History repeats itself again and again. In the 19th Century they "outsourced" cotton production to India from England and it started the union movement and events like the Tolpuddle Martyrs(do not teach this in Ireland). The TALK,TALK sitution is another expample of multinationls doing what THEY PLEASE.It shows how goverments who act as hand maidens to them. If anyone is interested, a good book dealing with how globalisation,Naomi Klein book called The Shock Doctrine, the book is an excellent detailed history of the rise and operation of globalisation and how it effects every person on this planet.

The Gombeen Man said...

Thanks for that, John. Sounds like an interesting - and instructive - read.

Dakota said...

Why are people surprised? It's the new capitalism and accountability is becoming a distant memory. Light touch regulation, in a tax haven.

As long as Ireland overly relies on Transnational Corporations for sustained capital inflows this will happen again and again. They are not here for the craic. Sadly the individuals that lost their jobs in Waterford are victims of a culture which does not care and a global market with easy capital movement.

What is the answer from the Irish perspective? Well an obvious one is to support Irish wealth creation through sustainable growth.

Up till now of course this country has shown itself to be incapable of doing so. This is not a new concept, why does it take job loses of this scale to momentarily jolt "the general public" out of their stupor.

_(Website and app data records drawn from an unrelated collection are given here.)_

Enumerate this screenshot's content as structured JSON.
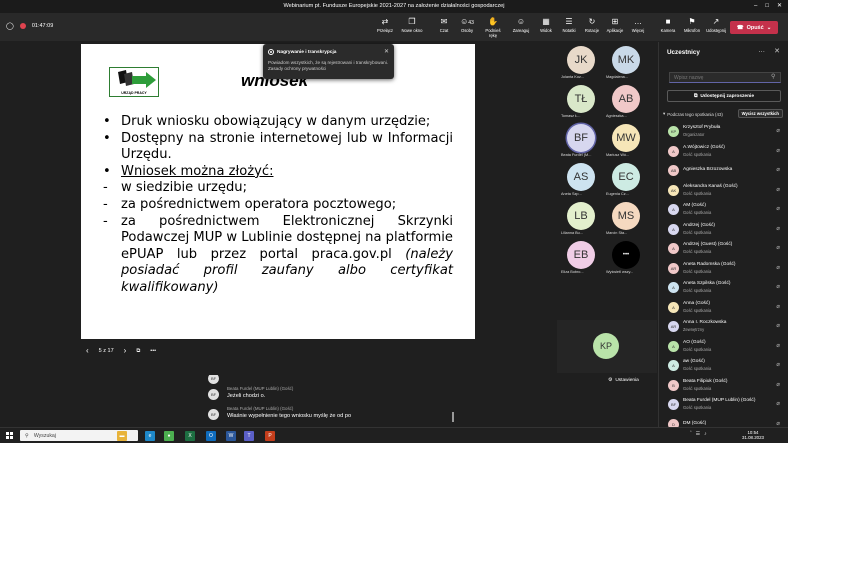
{
  "window": {
    "title": "Webinarium pt. Fundusze Europejskie 2021-2027 na założenie działalności gospodarczej"
  },
  "meeting": {
    "timer": "01:47:09"
  },
  "toolbar": {
    "items": [
      {
        "label": "Przełącz",
        "icon": "o"
      },
      {
        "label": "Nowe okno",
        "icon": "o"
      },
      {
        "label": "Czat",
        "icon": "o"
      },
      {
        "label": "Osoby",
        "icon": "o",
        "badge": "43"
      },
      {
        "label": "Podnieś rękę",
        "icon": "o"
      },
      {
        "label": "Zareaguj",
        "icon": "o"
      },
      {
        "label": "Widok",
        "icon": "o"
      },
      {
        "label": "Notatki",
        "icon": "o"
      },
      {
        "label": "Rotacje",
        "icon": "o"
      },
      {
        "label": "Aplikacje",
        "icon": "o"
      },
      {
        "label": "Więcej",
        "icon": "o"
      },
      {
        "label": "Kamera",
        "icon": "o"
      },
      {
        "label": "Mikrofon",
        "icon": "o"
      },
      {
        "label": "Udostępnij",
        "icon": "o"
      }
    ],
    "leave_label": "Opuść"
  },
  "recording_notice": {
    "title": "Nagrywanie i transkrypcja",
    "message": "Powiadom wszystkich, że są rejestrowani i transkrybowani. Zasady ochrony prywatności"
  },
  "slide": {
    "logo_text": "URZĄD PRACY",
    "title": "wniosek",
    "items": [
      {
        "mark": "•",
        "text": "Druk wniosku obowiązujący w danym urzędzie;"
      },
      {
        "mark": "•",
        "text": "Dostępny na stronie internetowej lub w Informacji Urzędu."
      },
      {
        "mark": "•",
        "text": "Wniosek można złożyć:"
      },
      {
        "mark": "-",
        "text": "w siedzibie urzędu;"
      },
      {
        "mark": "-",
        "text": "za pośrednictwem operatora pocztowego;"
      },
      {
        "mark": "-",
        "text": "za pośrednictwem Elektronicznej Skrzynki Podawczej MUP w Lublinie dostępnej na platformie ePUAP lub przez portal praca.gov.pl ",
        "italic": "(należy posiadać profil zaufany albo certyfikat kwalifikowany)"
      }
    ],
    "page_indicator": "5 z 17"
  },
  "gallery": [
    {
      "initials": "JK",
      "name": "Jolanta Koz...",
      "color": "#e8d9c9"
    },
    {
      "initials": "MK",
      "name": "Magdalena...",
      "color": "#c9d9e8"
    },
    {
      "initials": "TŁ",
      "name": "Tomasz Ł...",
      "color": "#d9e8c9"
    },
    {
      "initials": "AB",
      "name": "Agnieszka...",
      "color": "#f0c8c8"
    },
    {
      "initials": "BF",
      "name": "Beata Furdel (M...",
      "color": "#d7d7ef",
      "active": true
    },
    {
      "initials": "MW",
      "name": "Mariusz Wó...",
      "color": "#f6e6b8"
    },
    {
      "initials": "AS",
      "name": "Aneta Szp...",
      "color": "#cde3f0"
    },
    {
      "initials": "EC",
      "name": "Eugenia Cz...",
      "color": "#cdebe3"
    },
    {
      "initials": "LB",
      "name": "Lilianna Bu...",
      "color": "#e3f0cd"
    },
    {
      "initials": "MS",
      "name": "Marcin Sta...",
      "color": "#f5d9c0"
    },
    {
      "initials": "EB",
      "name": "Eliza Bobro...",
      "color": "#f0cde6"
    },
    {
      "initials": "•••",
      "name": "Wyświetl wszy...",
      "color": "#000000",
      "dark": true
    }
  ],
  "self_view": {
    "initials": "KP"
  },
  "participants_panel": {
    "title": "Uczestnicy",
    "search_placeholder": "Wpisz nazwę",
    "share_label": "Udostępnij zaproszenie",
    "section_label": "Podczas tego spotkania (43)",
    "admit_label": "Wycisz wszystkich",
    "people": [
      {
        "initials": "KP",
        "name": "Krzysztof Prybuła",
        "role": "Organizator",
        "color": "#b9e3a9"
      },
      {
        "initials": "A",
        "name": "A.Wójtowicz (Gość)",
        "role": "Gość spotkania",
        "color": "#f0c8c8"
      },
      {
        "initials": "AB",
        "name": "Agnieszka Brzozowska",
        "role": "",
        "color": "#f0c8c8"
      },
      {
        "initials": "AK",
        "name": "Aleksandra Kanaś (Gość)",
        "role": "Gość spotkania",
        "color": "#f6e6b8"
      },
      {
        "initials": "A",
        "name": "AM (Gość)",
        "role": "Gość spotkania",
        "color": "#d7d7ef"
      },
      {
        "initials": "A",
        "name": "Andrzej (Gość)",
        "role": "Gość spotkania",
        "color": "#d7d7ef"
      },
      {
        "initials": "A",
        "name": "Andrzej (Guest) (Gość)",
        "role": "Gość spotkania",
        "color": "#f0c8c8"
      },
      {
        "initials": "AR",
        "name": "Aneta Radomska (Gość)",
        "role": "Gość spotkania",
        "color": "#f0c8c8"
      },
      {
        "initials": "A",
        "name": "Aneta Szpilska (Gość)",
        "role": "Gość spotkania",
        "color": "#cde3f0"
      },
      {
        "initials": "A",
        "name": "Anna (Gość)",
        "role": "Gość spotkania",
        "color": "#f6e6b8"
      },
      {
        "initials": "AR",
        "name": "Anna I. Roczkowska",
        "role": "Zewnętrzny",
        "color": "#d7d7ef"
      },
      {
        "initials": "A",
        "name": "AO (Gość)",
        "role": "Gość spotkania",
        "color": "#b9e3a9"
      },
      {
        "initials": "A",
        "name": "aw (Gość)",
        "role": "Gość spotkania",
        "color": "#cdebe3"
      },
      {
        "initials": "B",
        "name": "Beata Filipiuk (Gość)",
        "role": "Gość spotkania",
        "color": "#f0c8c8"
      },
      {
        "initials": "BF",
        "name": "Beata Furdel (MUP Lublin) (Gość)",
        "role": "Gość spotkania",
        "color": "#d7d7ef"
      },
      {
        "initials": "D",
        "name": "DM (Gość)",
        "role": "",
        "color": "#f0c8c8"
      }
    ]
  },
  "captions": {
    "settings_label": "Ustawienia",
    "lines": [
      {
        "initials": "BF",
        "speaker": "",
        "text": "Jeżeli chodzi o."
      },
      {
        "initials": "BF",
        "speaker": "Beata Furdel (MUP Lublin) (Gość)",
        "text": "Jeżeli chodzi o."
      },
      {
        "initials": "BF",
        "speaker": "Beata Furdel (MUP Lublin) (Gość)",
        "text": "Właśnie wypełnienie tego wniosku myślę że od po"
      }
    ]
  },
  "taskbar": {
    "search_placeholder": "Wyszukaj",
    "time": "10:54",
    "date": "31.08.2023",
    "apps": [
      {
        "name": "file-explorer-icon",
        "color": "#e8b33a",
        "glyph": "▬"
      },
      {
        "name": "edge-icon",
        "color": "#1e88c8",
        "glyph": "e"
      },
      {
        "name": "chrome-icon",
        "color": "#4caf50",
        "glyph": "●"
      },
      {
        "name": "excel-icon",
        "color": "#1d6f42",
        "glyph": "X"
      },
      {
        "name": "outlook-icon",
        "color": "#0f6cbd",
        "glyph": "O"
      },
      {
        "name": "word-icon",
        "color": "#2b579a",
        "glyph": "W"
      },
      {
        "name": "teams-icon",
        "color": "#5b5fc7",
        "glyph": "T"
      },
      {
        "name": "powerpoint-icon",
        "color": "#c43e1c",
        "glyph": "P"
      }
    ]
  }
}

Despite all the rethoric, collocial jibber jabbing, the miriad of polls which shout about Ireland being a FANTASTIC PLACE FOR U.S. MULTINATIONS (unfortunately a confict in terms there, which proves the point), Ireland when all is said and done, is not a good place to do business, for indeginous companies. Costs are too high, the entrepreneurial spirit is not there, no culture of genuine peer to peer support (individuals support one and other in cultures such as the U.S.), incentives are meager to non existant, no political will, no safety net (you get virtually nothing from welfare if your business fails), begrudery (in antiquity known as the evil eye), smallmindness etc......

Bottom line is, if the tax incentives for the U.S. Multis were not there (and again it's the psychological thing with the Irish) most if not all would walk. Could the Government and people support Irish idustry, hey and even support their fellow Irish without and political misgivings? Like heck they could.

The Gombeen Man said...

It's true D. What about upward-only rent reviews as an example of how indigenous business is crippled? Yet Irish business such as Eddie Rocketts are happier going after the pay lowly paid workers, rather than campaigning on rent costs and utility and insurance bills.

I think that seven shops were saved in Blanchardstown SC in a rare show of pragmatism when they finally allowed rent drops...

Yeah, we can only get so far by bending over for the multis.

Peadar said...

Places like Eddie Rocketts want to cut wages for their low paid staff because they are easy targets and they get the nod from goverment who also target the people on social welfare. It is much harder to take on the multi's with their massive resources. The multi's regard the Irish as their white english speaking Mexicans.

Dakota said...

GM If there was any rational basis for the decisions made in this country they would be noteworthy. That's all aspects of what passes for "society" here. The example you gave there GM encapsulates it perfectly, if only there was more basic sense used. It's not to be though, it is always the lazy and cowardly option in this country, always.